For Russians, the ritual hair cutting coincided with the beginning of the teachings – the knowledge transfer from the adults. Postrizhyny marked the recognition of the child as a person. Written sources testify about postrizhyny of 5–7-year-old sons of the nobility, which had an initiatory character and reflected family ties and customary law. For example, postrizhyny of Yuri and Yaroslav, the sons of the East Slavic duke Vsevolod (years 1192 and 1194), as well as the Czech duke Václav. After the ritual haircut, the prince was put into the saddle of his father’s horse, “so that he could step into his father’s stirrup”, in other words to follow his father steps. This meant the recognition of the son by the father. Also, the father’s shirt was put on him, and the whole ceremony was followed by a feast. Gallus Anonymus also describes postrizhyny of the legendary founder of the Polish Piast dynasty – Siemowit.

And how was the first haircut for you or for your children?

To be continued…
Artist: Małgorzata Lewandowska https://www.instagram.com/art_by_goria/

Polevik can be kind

In Slavic beliefs, Polevik is a hostile creature but sometimes he helps humans. Novgorod people believed that Polevik could warn field workers about danger – for example, drive them out of the field before an approaching thunderstorm.

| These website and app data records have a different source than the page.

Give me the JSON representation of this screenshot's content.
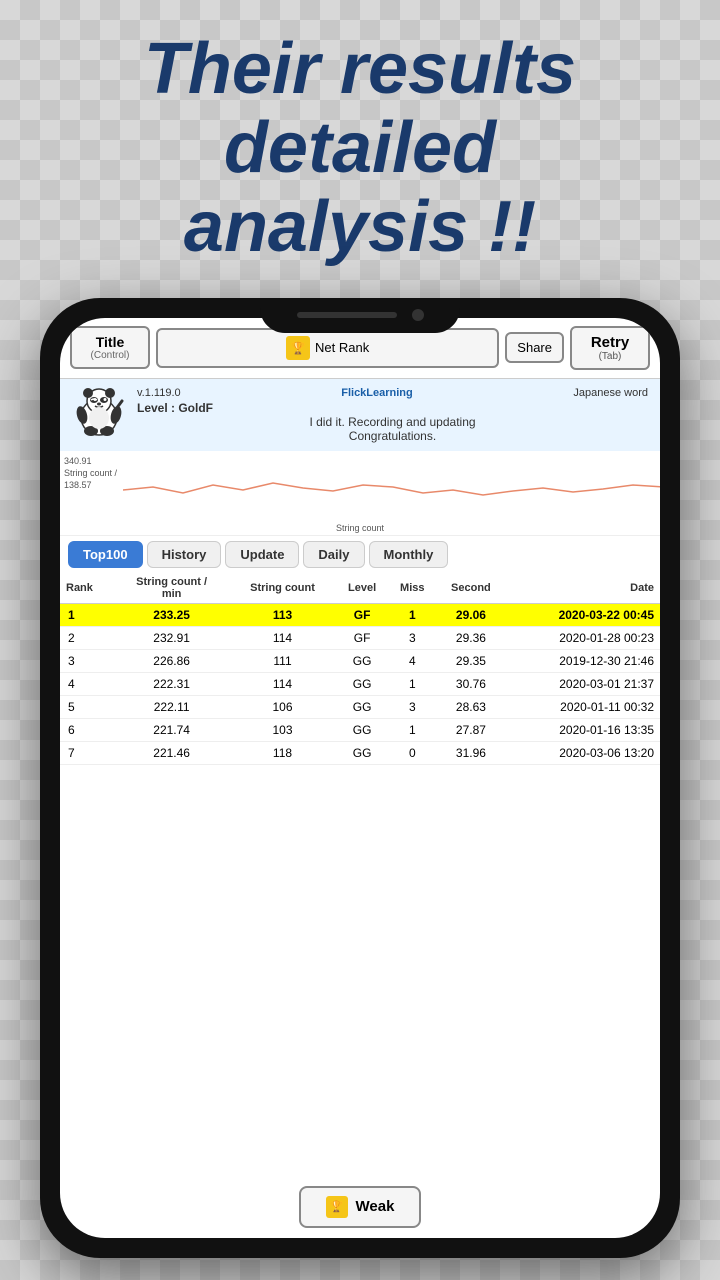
{
  "headline": {
    "line1": "Their results",
    "line2": "detailed",
    "line3": "analysis !!"
  },
  "nav": {
    "title_label": "Title",
    "title_sub": "(Control)",
    "net_rank_label": "Net Rank",
    "share_label": "Share",
    "retry_label": "Retry",
    "retry_sub": "(Tab)"
  },
  "info": {
    "version": "v.1.119.0",
    "app_name": "FlickLearning",
    "category": "Japanese word",
    "level": "Level : GoldF",
    "message": "I did it. Recording and updating",
    "message2": "Congratulations."
  },
  "chart": {
    "y_high": "340.91",
    "y_label": "String count /",
    "y_low": "138.57",
    "x_label": "String count"
  },
  "tabs": [
    {
      "id": "top100",
      "label": "Top100",
      "active": true
    },
    {
      "id": "history",
      "label": "History",
      "active": false
    },
    {
      "id": "update",
      "label": "Update",
      "active": false
    },
    {
      "id": "daily",
      "label": "Daily",
      "active": false
    },
    {
      "id": "monthly",
      "label": "Monthly",
      "active": false
    }
  ],
  "table": {
    "headers": [
      "Rank",
      "String count /\nmin",
      "String count",
      "Level",
      "Miss",
      "Second",
      "Date"
    ],
    "rows": [
      {
        "rank": "1",
        "sc_min": "233.25",
        "sc": "113",
        "level": "GF",
        "miss": "1",
        "second": "29.06",
        "date": "2020-03-22 00:45",
        "highlight": true
      },
      {
        "rank": "2",
        "sc_min": "232.91",
        "sc": "114",
        "level": "GF",
        "miss": "3",
        "second": "29.36",
        "date": "2020-01-28 00:23",
        "highlight": false
      },
      {
        "rank": "3",
        "sc_min": "226.86",
        "sc": "111",
        "level": "GG",
        "miss": "4",
        "second": "29.35",
        "date": "2019-12-30 21:46",
        "highlight": false
      },
      {
        "rank": "4",
        "sc_min": "222.31",
        "sc": "114",
        "level": "GG",
        "miss": "1",
        "second": "30.76",
        "date": "2020-03-01 21:37",
        "highlight": false
      },
      {
        "rank": "5",
        "sc_min": "222.11",
        "sc": "106",
        "level": "GG",
        "miss": "3",
        "second": "28.63",
        "date": "2020-01-11 00:32",
        "highlight": false
      },
      {
        "rank": "6",
        "sc_min": "221.74",
        "sc": "103",
        "level": "GG",
        "miss": "1",
        "second": "27.87",
        "date": "2020-01-16 13:35",
        "highlight": false
      },
      {
        "rank": "7",
        "sc_min": "221.46",
        "sc": "118",
        "level": "GG",
        "miss": "0",
        "second": "31.96",
        "date": "2020-03-06 13:20",
        "highlight": false
      }
    ]
  },
  "weak_btn": {
    "label": "Weak"
  }
}
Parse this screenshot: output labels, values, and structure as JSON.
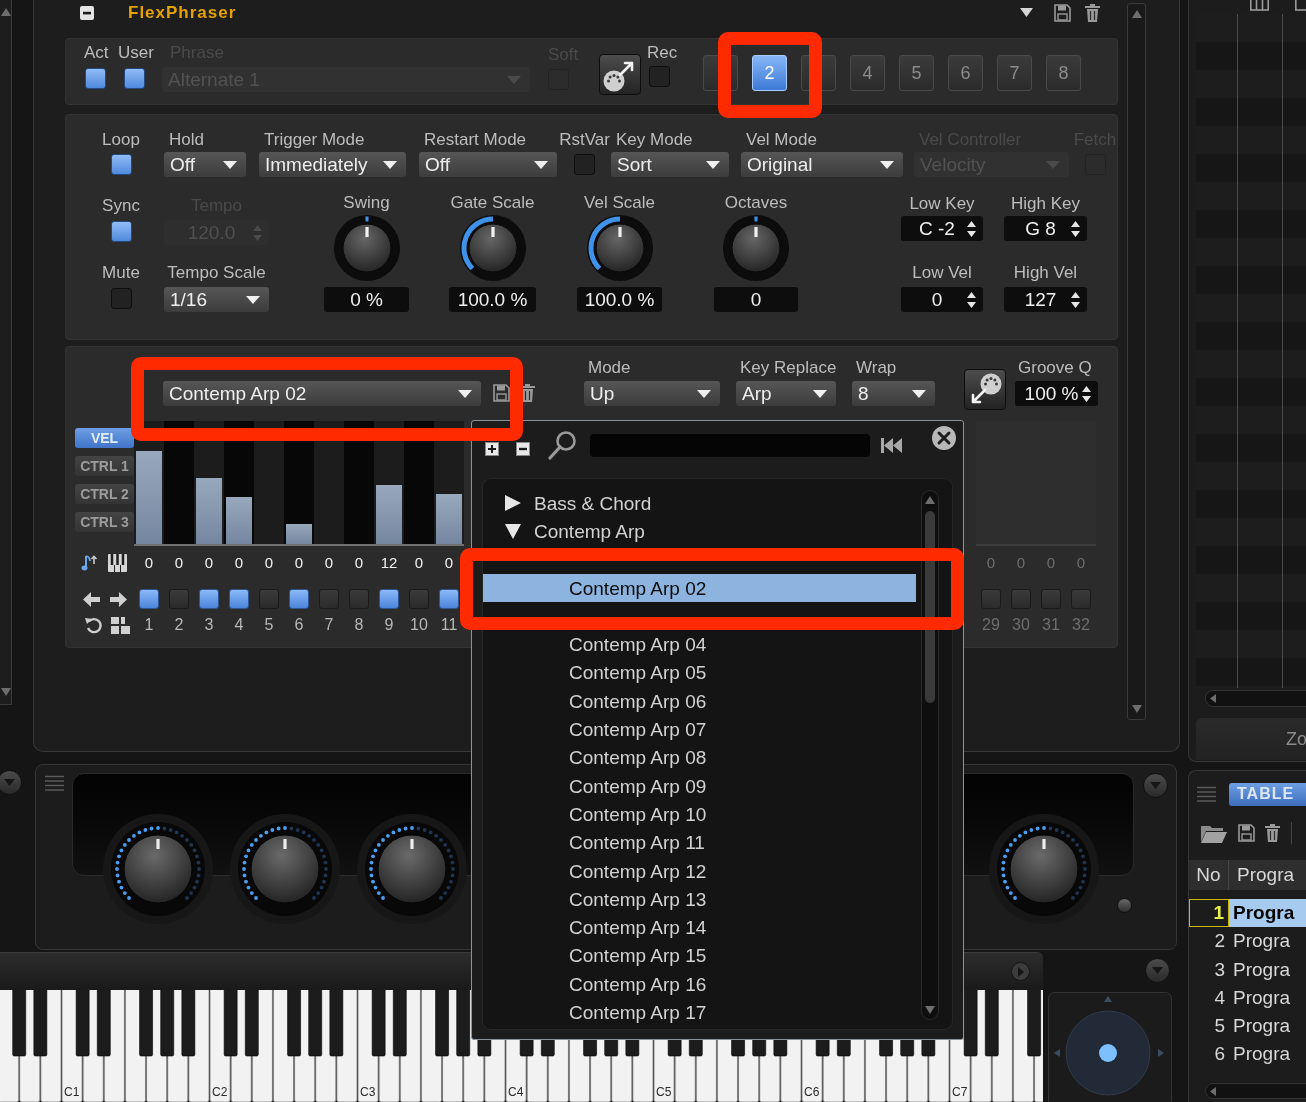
{
  "panel": {
    "title": "FlexPhraser"
  },
  "phrase_row": {
    "act": {
      "label": "Act",
      "checked": true
    },
    "user": {
      "label": "User",
      "checked": true
    },
    "phrase": {
      "label": "Phrase",
      "value": "Alternate 1",
      "disabled": true
    },
    "soft": {
      "label": "Soft",
      "checked": false,
      "disabled": true
    },
    "rec": {
      "label": "Rec",
      "checked": false
    },
    "slots": [
      {
        "selected": false,
        "highlighted": false
      },
      {
        "label": "2",
        "selected": true,
        "highlighted": true
      },
      {
        "selected": false,
        "highlighted": false
      },
      {
        "label": "4",
        "selected": false,
        "highlighted": false
      },
      {
        "label": "5",
        "selected": false,
        "highlighted": false
      },
      {
        "label": "6",
        "selected": false,
        "highlighted": false
      },
      {
        "label": "7",
        "selected": false,
        "highlighted": false
      },
      {
        "label": "8",
        "selected": false,
        "highlighted": false
      }
    ]
  },
  "settings": {
    "row1": [
      {
        "kind": "checkbox",
        "label": "Loop",
        "checked": true,
        "disabled": false
      },
      {
        "kind": "dropdown",
        "label": "Hold",
        "value": "Off",
        "disabled": false
      },
      {
        "kind": "dropdown",
        "label": "Trigger Mode",
        "value": "Immediately",
        "disabled": false
      },
      {
        "kind": "dropdown",
        "label": "Restart Mode",
        "value": "Off",
        "disabled": false
      },
      {
        "kind": "checkbox",
        "label": "RstVar",
        "checked": false,
        "disabled": false
      },
      {
        "kind": "dropdown",
        "label": "Key Mode",
        "value": "Sort",
        "disabled": false
      },
      {
        "kind": "dropdown",
        "label": "Vel Mode",
        "value": "Original",
        "disabled": false
      },
      {
        "kind": "dropdown",
        "label": "Vel Controller",
        "value": "Velocity",
        "disabled": true
      },
      {
        "kind": "checkbox",
        "label": "Fetch",
        "checked": false,
        "disabled": true
      }
    ],
    "sync_mute": [
      {
        "label": "Sync",
        "checked": true
      },
      {
        "label": "Mute",
        "checked": false
      }
    ],
    "tempo": {
      "label": "Tempo",
      "value": "120.0",
      "disabled": true
    },
    "tempo_scale": {
      "label": "Tempo Scale",
      "value": "1/16"
    },
    "knobs": [
      {
        "label": "Swing",
        "value": "0 %",
        "level": 0.5,
        "kind": "bipolar"
      },
      {
        "label": "Gate Scale",
        "value": "100.0 %",
        "level": 0.5,
        "kind": "unipolar"
      },
      {
        "label": "Vel Scale",
        "value": "100.0 %",
        "level": 0.5,
        "kind": "unipolar"
      },
      {
        "label": "Octaves",
        "value": "0",
        "level": 0.5,
        "kind": "bipolar"
      }
    ],
    "ranges": [
      {
        "label": "Low Key",
        "value": "C -2"
      },
      {
        "label": "High Key",
        "value": "G 8"
      },
      {
        "label": "Low Vel",
        "value": "0"
      },
      {
        "label": "High Vel",
        "value": "127"
      }
    ]
  },
  "pattern": {
    "selector": {
      "value": "Contemp Arp 02",
      "highlighted": true
    },
    "options": [
      {
        "label": "Mode",
        "value": "Up"
      },
      {
        "label": "Key Replace",
        "value": "Arp"
      },
      {
        "label": "Wrap",
        "value": "8"
      }
    ],
    "groove_q": {
      "label": "Groove Q",
      "value": "100 %"
    },
    "lanes": [
      {
        "label": "VEL",
        "selected": true
      },
      {
        "label": "CTRL 1",
        "selected": false
      },
      {
        "label": "CTRL 2",
        "selected": false
      },
      {
        "label": "CTRL 3",
        "selected": false
      }
    ],
    "step_groups": [
      [
        {
          "number": "1",
          "value": "0",
          "on": true,
          "level": 0.79,
          "disabled": false
        },
        {
          "number": "2",
          "value": "0",
          "on": false,
          "disabled": false
        },
        {
          "number": "3",
          "value": "0",
          "on": true,
          "level": 0.56,
          "disabled": false
        },
        {
          "number": "4",
          "value": "0",
          "on": true,
          "level": 0.4,
          "disabled": false
        },
        {
          "number": "5",
          "value": "0",
          "on": false,
          "disabled": false
        },
        {
          "number": "6",
          "value": "0",
          "on": true,
          "level": 0.17,
          "disabled": false
        },
        {
          "number": "7",
          "value": "0",
          "on": false,
          "disabled": false
        },
        {
          "number": "8",
          "value": "0",
          "on": false,
          "disabled": false
        },
        {
          "number": "9",
          "value": "12",
          "on": true,
          "level": 0.5,
          "disabled": false
        },
        {
          "number": "10",
          "value": "0",
          "on": false,
          "disabled": false
        },
        {
          "number": "11",
          "value": "0",
          "on": true,
          "level": 0.42,
          "disabled": false
        }
      ],
      [
        {
          "number": "29",
          "value": "0",
          "on": false,
          "disabled": true
        },
        {
          "number": "30",
          "value": "0",
          "on": false,
          "disabled": true
        },
        {
          "number": "31",
          "value": "0",
          "on": false,
          "disabled": true
        },
        {
          "number": "32",
          "value": "0",
          "on": false,
          "disabled": true
        }
      ]
    ]
  },
  "pattern_browser": {
    "tree": [
      {
        "label": "Bass & Chord",
        "expanded": false,
        "selected": false,
        "highlighted": false
      },
      {
        "label": "Contemp Arp",
        "expanded": true,
        "selected": false,
        "highlighted": false,
        "children": [
          {
            "selected": false,
            "highlighted": false
          },
          {
            "label": "Contemp Arp 02",
            "selected": true,
            "highlighted": true
          },
          {
            "selected": false,
            "highlighted": false
          },
          {
            "label": "Contemp Arp 04",
            "selected": false,
            "highlighted": false
          },
          {
            "label": "Contemp Arp 05",
            "selected": false,
            "highlighted": false
          },
          {
            "label": "Contemp Arp 06",
            "selected": false,
            "highlighted": false
          },
          {
            "label": "Contemp Arp 07",
            "selected": false,
            "highlighted": false
          },
          {
            "label": "Contemp Arp 08",
            "selected": false,
            "highlighted": false
          },
          {
            "label": "Contemp Arp 09",
            "selected": false,
            "highlighted": false
          },
          {
            "label": "Contemp Arp 10",
            "selected": false,
            "highlighted": false
          },
          {
            "label": "Contemp Arp 11",
            "selected": false,
            "highlighted": false
          },
          {
            "label": "Contemp Arp 12",
            "selected": false,
            "highlighted": false
          },
          {
            "label": "Contemp Arp 13",
            "selected": false,
            "highlighted": false
          },
          {
            "label": "Contemp Arp 14",
            "selected": false,
            "highlighted": false
          },
          {
            "label": "Contemp Arp 15",
            "selected": false,
            "highlighted": false
          },
          {
            "label": "Contemp Arp 16",
            "selected": false,
            "highlighted": false
          },
          {
            "label": "Contemp Arp 17",
            "selected": false,
            "highlighted": false
          }
        ]
      }
    ]
  },
  "quick_controls": [
    {
      "level": 0.5
    },
    {
      "level": 0.5
    },
    {
      "level": 0.5
    },
    {
      "level": 0.5
    }
  ],
  "keyboard": {
    "octave_labels": [
      "C1",
      "C2",
      "C3",
      "C4",
      "C5",
      "C6",
      "C7"
    ]
  },
  "side_panel": {
    "zoom_button": "Zo",
    "tab": {
      "label": "TABLE",
      "selected": true
    },
    "table": {
      "columns": [
        "No",
        "Progra"
      ],
      "rows": [
        {
          "number": "1",
          "program": "Progra",
          "selected": true
        },
        {
          "number": "2",
          "program": "Progra",
          "selected": false
        },
        {
          "number": "3",
          "program": "Progra",
          "selected": false
        },
        {
          "number": "4",
          "program": "Progra",
          "selected": false
        },
        {
          "number": "5",
          "program": "Progra",
          "selected": false
        },
        {
          "number": "6",
          "program": "Progra",
          "selected": false
        }
      ]
    }
  }
}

That is why people always tried to please Polevik. In Novgorod, when pasturing cows in the meadowland, people bowed to Polevik and said: “Field father, field mother with little children, take my cattle, give it water and feed it”. And when cattle got lost, people would take bread and three coins, stand on the road and say: “Master of the field, I will give you bread and a gold treasure, and you bring my hog home.”

In the Oryol region of Russia, on certain holidays at night, a couple of eggs and an old rooster stolen from neighbors were sacrificed to Polevik in the field. It was believed that, without a sacrifice, Polevik would get angry and destroy all the bread in the field. And in the Yaroslavl region, at the end of the harvest people left several uncut bread spikes as an offering to Polevik.

Why do you think they sacrificed not their own, but the neighbor’s rooster? 😉
Artist: https://www.deviantart.com/natale777

More interesting facts can be found in: “Slavic Antiquities” – encyclopedic dictionary in 5 volumes by Institute for Slavic Studies of the Russian Academy of Sciences.